For the first time in three or four years, there is a bit of tension in the Proteas one-day squad as they prepare for a five-match series against an England side they can beat comfortably. The tourists are regarded as underdogs, and rightly so.
Like fat and salt, tension also comes in good and bad varieties; fortunately, the tension in Graeme Smith’s squad is of the healthy kind that spurs players on to greater endeavour in the team’s interests rather than the selfish kind that persuades them to do just enough to keep their place for the next game.
During their rise to the top of the international pile in the past 18 months, the starting XI has been mostly settled with an established pecking order of reserves. But all that changed dramatically in the immediate aftermath of the ignominious exit from the Champions Trophy with the realisation that predictability had undermined performance and results.
At first glance it might look as though just two or three playing positions are being examined, but a closer inspection will reveal that few men beyond Smith himself will be feeling secure about their status when they line up at the Wanderers for the first match on Friday.
Jacques Kallis faces the prospect of reinventing himself as an opening batsman, a challenge he is relishing. But at the age of 34, it is highly unlikely that the selectors and strategists will return him to the middle order should he fail. He has little choice but to make the move work. Hashim Amla has many admirers as an ODI opener.
AB de Villiers and JP Duminy are sitting pretty in the middle order and there will be less speculation about their places than most others. For the moment. But both have been promoted a place, to numbers three and four, and with that comes greater responsibility and heightened expectations. The intensity of the spotlight increases, too, and they both know that.
Alviro Pietersen looks likely to start at number five and a lesser man might easily feel that he is being set up to fail, having made his name, reputation and more than 3 000 runs as an opener. But he is a positive thinker and has responded well to the explanation that he is the ”next cab off the rank” and must make the best use of the fare he is given.
Albie Morkel is set to bat at number six again, as he did in the pillow fights against Zimbabwe. His situation may be as obvious and as pleasant as a facial tattoo, but at least he knows where he stands. It may or may not have been put to him in quite these words, but it may as well have been: ”Your bowling isn’t good enough for you to occupy an all-rounder’s place, but we still like your batting. We prefer to play six frontline batsmen — but we’ll give you a chance to prove us wrong. For now.”
Ryan McLaren, who will probably also play on Friday, is standing by to assume the position as prime allrounder should Morkel fail and the selectors revert to a specialist batsman.
But if Morkel feels that is harsh, he need only look at the position of the vice-captain, Johan Botha, who has been banned from bowling his most effective weapon — the ”doosra” — and now looks set to be overtaken as the first-choice spinner by Roelof van der Merwe. It doesn’t help that England are likely to have just a few left-handers in their top eight for him to use his off-break against.

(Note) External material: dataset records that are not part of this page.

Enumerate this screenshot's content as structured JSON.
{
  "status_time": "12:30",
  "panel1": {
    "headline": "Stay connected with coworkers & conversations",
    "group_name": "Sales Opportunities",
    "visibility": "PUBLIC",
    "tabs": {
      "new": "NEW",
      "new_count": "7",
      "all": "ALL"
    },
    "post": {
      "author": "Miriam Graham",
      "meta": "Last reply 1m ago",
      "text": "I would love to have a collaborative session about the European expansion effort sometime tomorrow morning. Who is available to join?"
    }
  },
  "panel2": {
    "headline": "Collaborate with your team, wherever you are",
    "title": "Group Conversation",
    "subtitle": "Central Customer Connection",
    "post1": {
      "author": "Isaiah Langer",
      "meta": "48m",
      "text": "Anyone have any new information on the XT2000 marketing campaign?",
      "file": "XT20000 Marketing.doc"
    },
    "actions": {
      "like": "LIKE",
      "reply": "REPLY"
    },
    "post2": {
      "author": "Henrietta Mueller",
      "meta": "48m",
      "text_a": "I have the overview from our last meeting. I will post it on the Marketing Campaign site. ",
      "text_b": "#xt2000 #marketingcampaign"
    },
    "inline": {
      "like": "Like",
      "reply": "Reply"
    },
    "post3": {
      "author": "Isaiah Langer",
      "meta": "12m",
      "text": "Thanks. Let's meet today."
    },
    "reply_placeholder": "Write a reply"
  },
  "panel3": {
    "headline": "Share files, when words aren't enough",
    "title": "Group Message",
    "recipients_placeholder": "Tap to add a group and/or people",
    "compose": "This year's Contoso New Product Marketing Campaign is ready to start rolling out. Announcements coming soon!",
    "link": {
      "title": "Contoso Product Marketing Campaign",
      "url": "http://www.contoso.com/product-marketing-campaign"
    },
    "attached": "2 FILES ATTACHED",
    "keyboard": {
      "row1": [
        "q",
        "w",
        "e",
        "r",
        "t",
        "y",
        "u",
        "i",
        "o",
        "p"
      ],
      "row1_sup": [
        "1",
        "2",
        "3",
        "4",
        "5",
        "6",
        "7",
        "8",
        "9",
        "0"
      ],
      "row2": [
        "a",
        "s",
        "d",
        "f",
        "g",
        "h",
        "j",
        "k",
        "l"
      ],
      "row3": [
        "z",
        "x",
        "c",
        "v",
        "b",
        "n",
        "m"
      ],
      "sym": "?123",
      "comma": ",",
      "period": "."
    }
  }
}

Dale Steyn need not bother looking over his shoulder as the leader of the pace attack, but only two out of Lonwabo Tsotsobe, Wayne Parnell and Charl Langeveldt can play, so there is yet more competition for places at the bottom of the order.

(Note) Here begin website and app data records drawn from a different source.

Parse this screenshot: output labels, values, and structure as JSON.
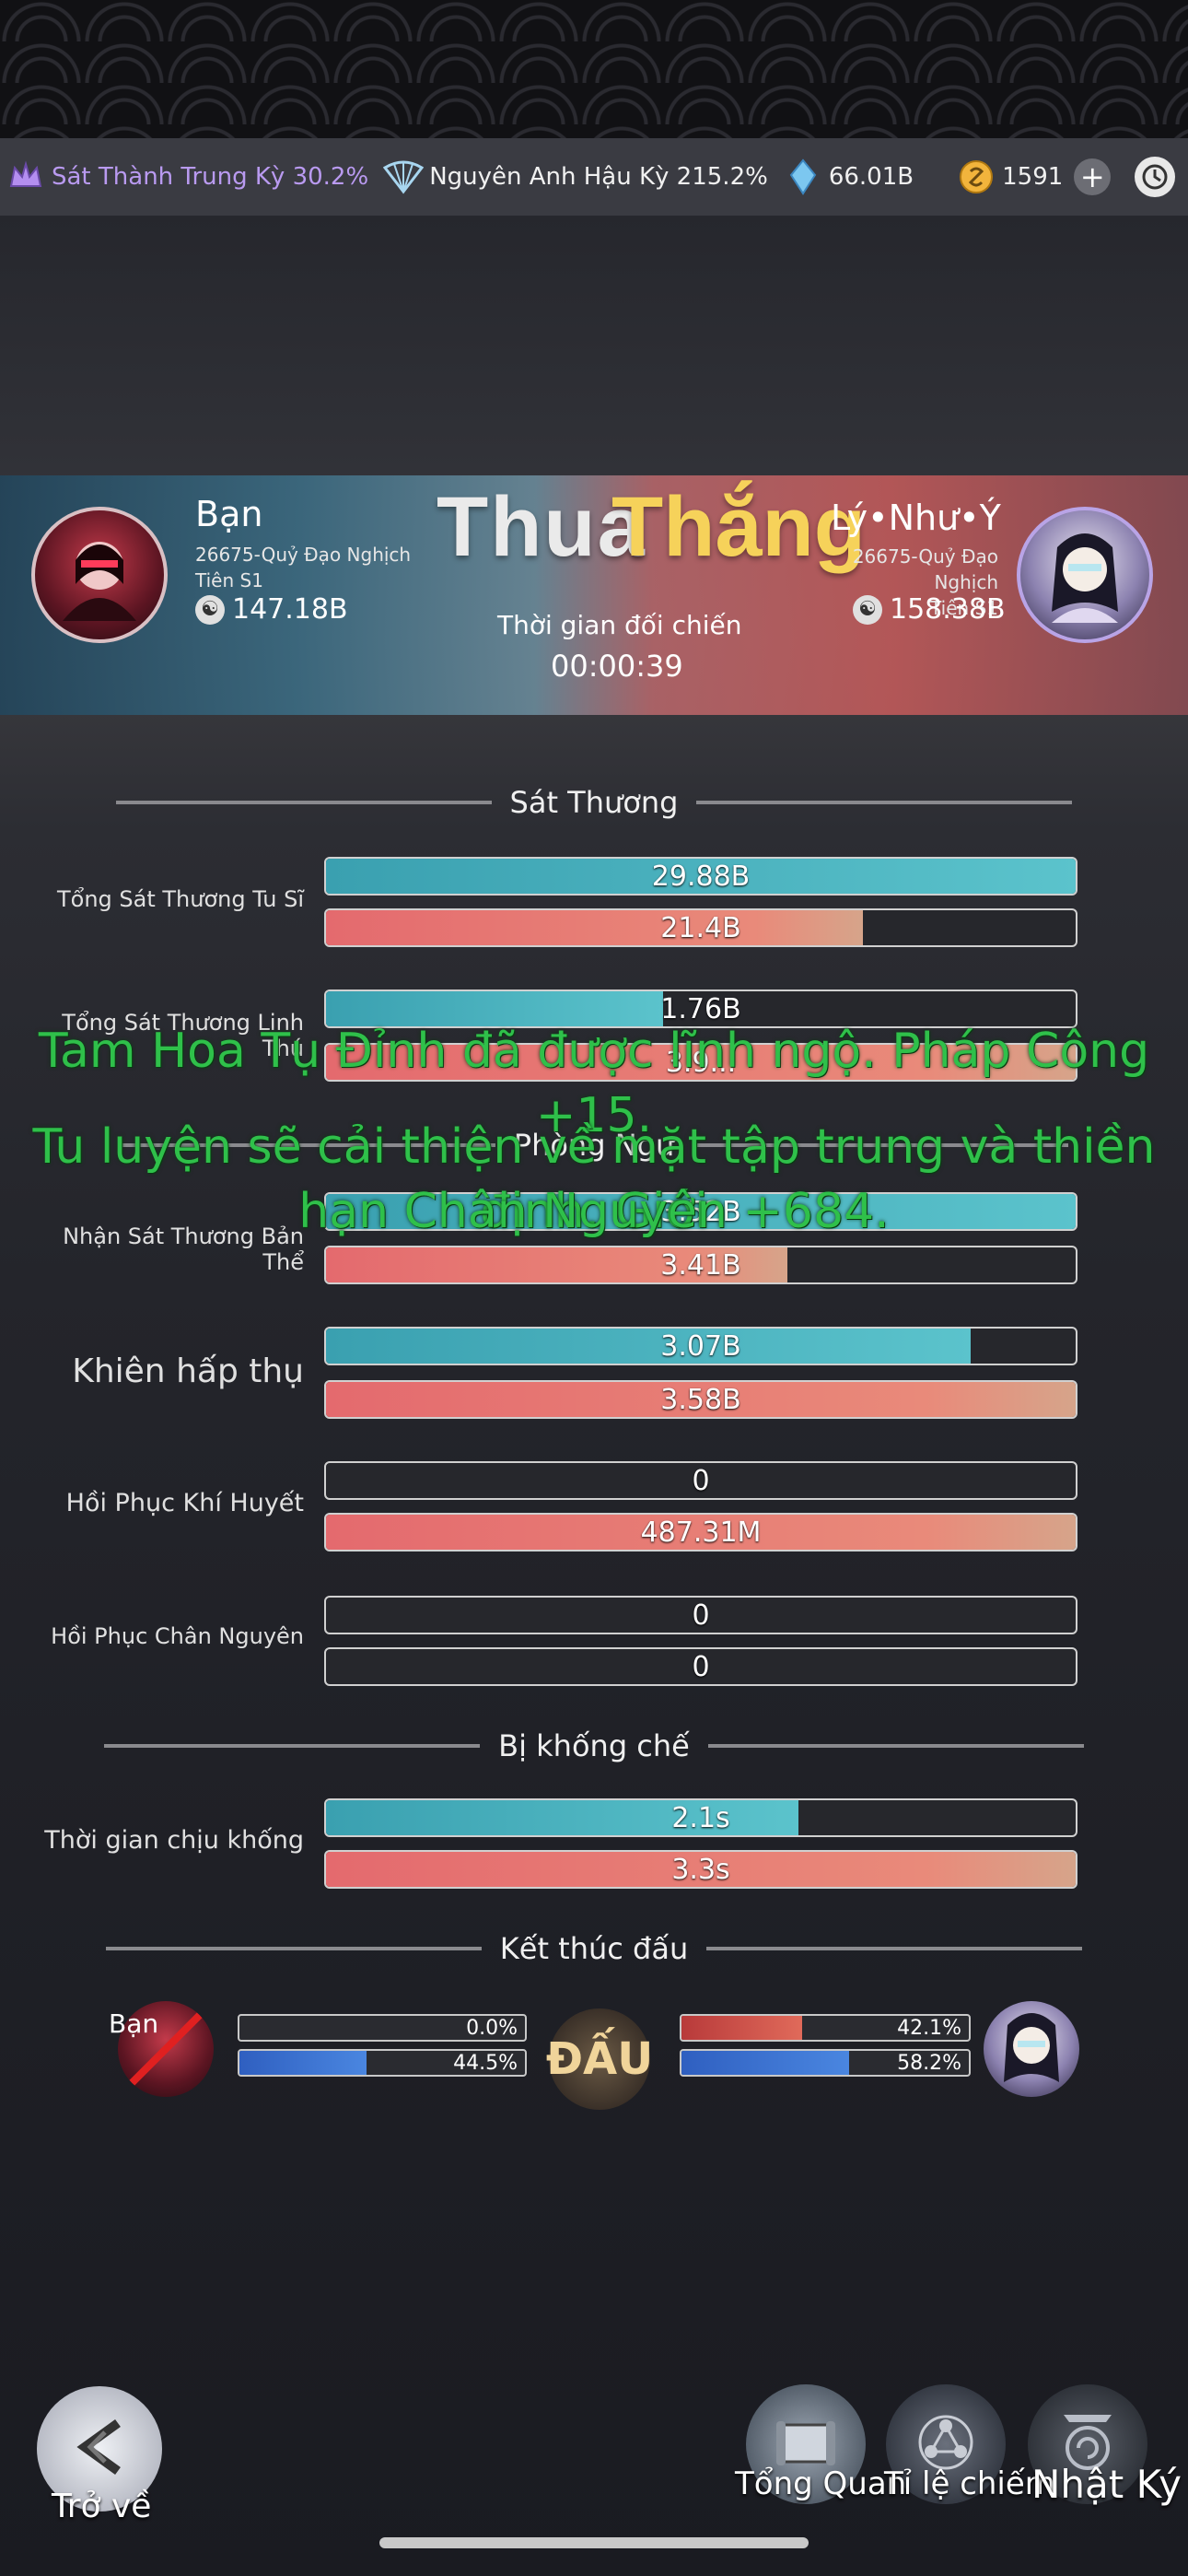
{
  "topbar": {
    "realm1": "Sát Thành Trung Kỳ 30.2%",
    "realm2": "Nguyên Anh Hậu Kỳ 215.2%",
    "crystals": "66.01B",
    "coins": "1591",
    "plus_icon": "+"
  },
  "battle": {
    "left": {
      "name": "Bạn",
      "server_line1": "26675-Quỷ Đạo Nghịch",
      "server_line2": "Tiên S1",
      "power": "147.18B"
    },
    "right": {
      "name": "Lý•Như•Ý",
      "server_line1": "26675-Quỷ Đạo Nghịch",
      "server_line2": "Tiên S1",
      "power": "158.38B"
    },
    "result_lose": "Thua",
    "result_win": "Thắng",
    "time_label": "Thời gian đối chiến",
    "time_value": "00:00:39"
  },
  "sections": {
    "damage": "Sát Thương",
    "control": "Bị khống chế",
    "end": "Kết thúc đấu"
  },
  "rows": [
    {
      "label": "Tổng Sát Thương Tu Sĩ",
      "blue": "29.88B",
      "red": "21.4B",
      "blue_frac": 1.0,
      "red_frac": 0.716
    },
    {
      "label": "Tổng Sát Thương Linh Thú",
      "blue": "1.76B",
      "red": "3.9...",
      "blue_frac": 0.45,
      "red_frac": 1.0
    },
    {
      "label": "Nhận Sát Thương Bản Thể",
      "blue": "3.52B",
      "red": "3.41B",
      "blue_frac": 1.0,
      "red_frac": 0.615
    },
    {
      "label": "Khiên hấp thụ",
      "blue": "3.07B",
      "red": "3.58B",
      "blue_frac": 0.86,
      "red_frac": 1.0
    },
    {
      "label": "Hồi Phục Khí Huyết",
      "blue": "0",
      "red": "487.31M",
      "blue_frac": 0,
      "red_frac": 1.0
    },
    {
      "label": "Hồi Phục Chân Nguyên",
      "blue": "0",
      "red": "0",
      "blue_frac": 0,
      "red_frac": 0
    },
    {
      "label": "Thời gian chịu khống",
      "blue": "2.1s",
      "red": "3.3s",
      "blue_frac": 0.63,
      "red_frac": 1.0
    }
  ],
  "hidden_label": "Phòng Ngự",
  "overlay": {
    "line1": "Tam Hoa Tụ Đỉnh đã được lĩnh ngộ. Pháp Công +15.",
    "line2": "Tu luyện sẽ cải thiện về mặt tập trung và thiền định. Giới",
    "line3": "hạn Chân Nguyên +684."
  },
  "end": {
    "left_label": "Bạn",
    "left_hp": "0.0%",
    "left_mp": "44.5%",
    "right_hp": "42.1%",
    "right_mp": "58.2%",
    "left_hp_frac": 0.0,
    "left_mp_frac": 0.445,
    "right_hp_frac": 0.421,
    "right_mp_frac": 0.582,
    "vs": "ĐẤU"
  },
  "bottom": {
    "back": "Trở về",
    "overview": "Tổng Quan",
    "ratio": "Tỉ lệ chiếm",
    "log": "Nhật Ký"
  },
  "colors": {
    "blue": "#4bb3bf",
    "red": "#e46a6e",
    "overlay_green": "#2fc04a",
    "win_gold": "#f6d25a"
  }
}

”Competition for places is a good thing for the team,” Smith said after the warm-ups against Zimbabwe. ”Ideally, nobody should take their place for granted. As long as every-body can still put the team first, ahead of their personal goals and ambitions, then there’s no problem.”
Ah, yes. In an ideal world men also help women and children on to life rafts without concern for their own safety. Traffic cops don’t take bribes, drunk judges don’t crash their cars and convicted criminals eat in the underworld rather than at the table of the chief of police.

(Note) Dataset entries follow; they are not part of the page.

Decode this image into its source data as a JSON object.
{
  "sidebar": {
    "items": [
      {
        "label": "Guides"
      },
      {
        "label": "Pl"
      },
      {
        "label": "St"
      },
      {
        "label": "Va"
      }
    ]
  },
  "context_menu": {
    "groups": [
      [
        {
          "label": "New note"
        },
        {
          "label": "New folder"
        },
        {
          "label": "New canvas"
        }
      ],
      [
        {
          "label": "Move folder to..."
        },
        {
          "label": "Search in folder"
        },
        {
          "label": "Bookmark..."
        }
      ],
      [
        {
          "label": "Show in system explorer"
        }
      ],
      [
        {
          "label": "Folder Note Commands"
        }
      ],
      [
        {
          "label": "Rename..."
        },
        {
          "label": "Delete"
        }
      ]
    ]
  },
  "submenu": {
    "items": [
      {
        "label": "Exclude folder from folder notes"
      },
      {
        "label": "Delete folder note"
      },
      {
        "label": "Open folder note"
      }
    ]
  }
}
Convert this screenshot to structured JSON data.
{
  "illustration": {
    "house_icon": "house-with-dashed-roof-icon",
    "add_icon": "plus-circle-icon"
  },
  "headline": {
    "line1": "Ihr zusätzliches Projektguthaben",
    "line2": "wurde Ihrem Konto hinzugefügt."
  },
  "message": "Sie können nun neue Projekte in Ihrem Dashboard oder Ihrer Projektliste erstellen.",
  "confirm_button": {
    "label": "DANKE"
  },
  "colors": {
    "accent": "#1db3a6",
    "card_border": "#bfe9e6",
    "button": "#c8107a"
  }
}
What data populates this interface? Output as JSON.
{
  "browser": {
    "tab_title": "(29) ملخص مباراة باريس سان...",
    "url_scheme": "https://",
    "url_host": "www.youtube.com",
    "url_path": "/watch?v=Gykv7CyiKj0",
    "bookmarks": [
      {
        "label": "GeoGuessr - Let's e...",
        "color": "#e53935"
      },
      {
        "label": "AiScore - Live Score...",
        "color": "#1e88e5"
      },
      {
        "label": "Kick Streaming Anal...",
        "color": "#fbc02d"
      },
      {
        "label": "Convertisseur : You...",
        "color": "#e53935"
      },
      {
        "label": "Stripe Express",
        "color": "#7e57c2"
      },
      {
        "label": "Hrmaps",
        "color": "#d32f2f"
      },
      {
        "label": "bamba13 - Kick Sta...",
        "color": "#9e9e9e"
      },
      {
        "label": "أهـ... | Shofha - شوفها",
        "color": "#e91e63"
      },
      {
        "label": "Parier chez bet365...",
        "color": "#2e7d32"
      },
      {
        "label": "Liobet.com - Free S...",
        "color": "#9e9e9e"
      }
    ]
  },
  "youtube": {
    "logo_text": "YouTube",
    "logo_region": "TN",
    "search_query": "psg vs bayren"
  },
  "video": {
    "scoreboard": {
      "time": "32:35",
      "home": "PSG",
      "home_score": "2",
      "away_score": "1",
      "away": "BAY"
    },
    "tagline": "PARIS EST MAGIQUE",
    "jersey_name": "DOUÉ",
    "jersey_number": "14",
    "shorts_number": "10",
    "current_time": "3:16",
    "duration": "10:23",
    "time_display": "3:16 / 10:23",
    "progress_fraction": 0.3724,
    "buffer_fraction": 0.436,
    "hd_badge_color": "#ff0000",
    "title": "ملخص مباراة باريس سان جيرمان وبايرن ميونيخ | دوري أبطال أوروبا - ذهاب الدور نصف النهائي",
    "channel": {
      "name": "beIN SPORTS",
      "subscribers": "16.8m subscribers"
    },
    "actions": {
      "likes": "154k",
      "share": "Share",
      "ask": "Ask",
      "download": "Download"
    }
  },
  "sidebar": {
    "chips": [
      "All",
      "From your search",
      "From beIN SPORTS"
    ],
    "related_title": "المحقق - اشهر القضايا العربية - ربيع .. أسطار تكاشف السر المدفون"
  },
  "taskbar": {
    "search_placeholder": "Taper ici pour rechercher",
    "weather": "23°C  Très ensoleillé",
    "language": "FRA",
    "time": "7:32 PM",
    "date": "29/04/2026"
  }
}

But Smith is right, for the moment. Despite the Champions Trophy debacle, there remains a winning culture within the squad and a strongly infectious desire to be a part of it.
Sorry, someone missing, you say? That would be Mark Boucher. People have been muttering and mumbling, often incoherently, about his place in the XI for most of his career. He doesn’t enjoy it much but his response is invariably to raise his game and benefit the team. So grumble away.
The Proteas’ likely XI: Graeme Smith (captain), Jacques Kallis, AB de Villiers, JP Duminy, Alviro Pietersen, Albie Morkel, Mark Boucher, Ryan McLaren, Roelof van der Merwe, Dale Steyn, Charl Langeveldt.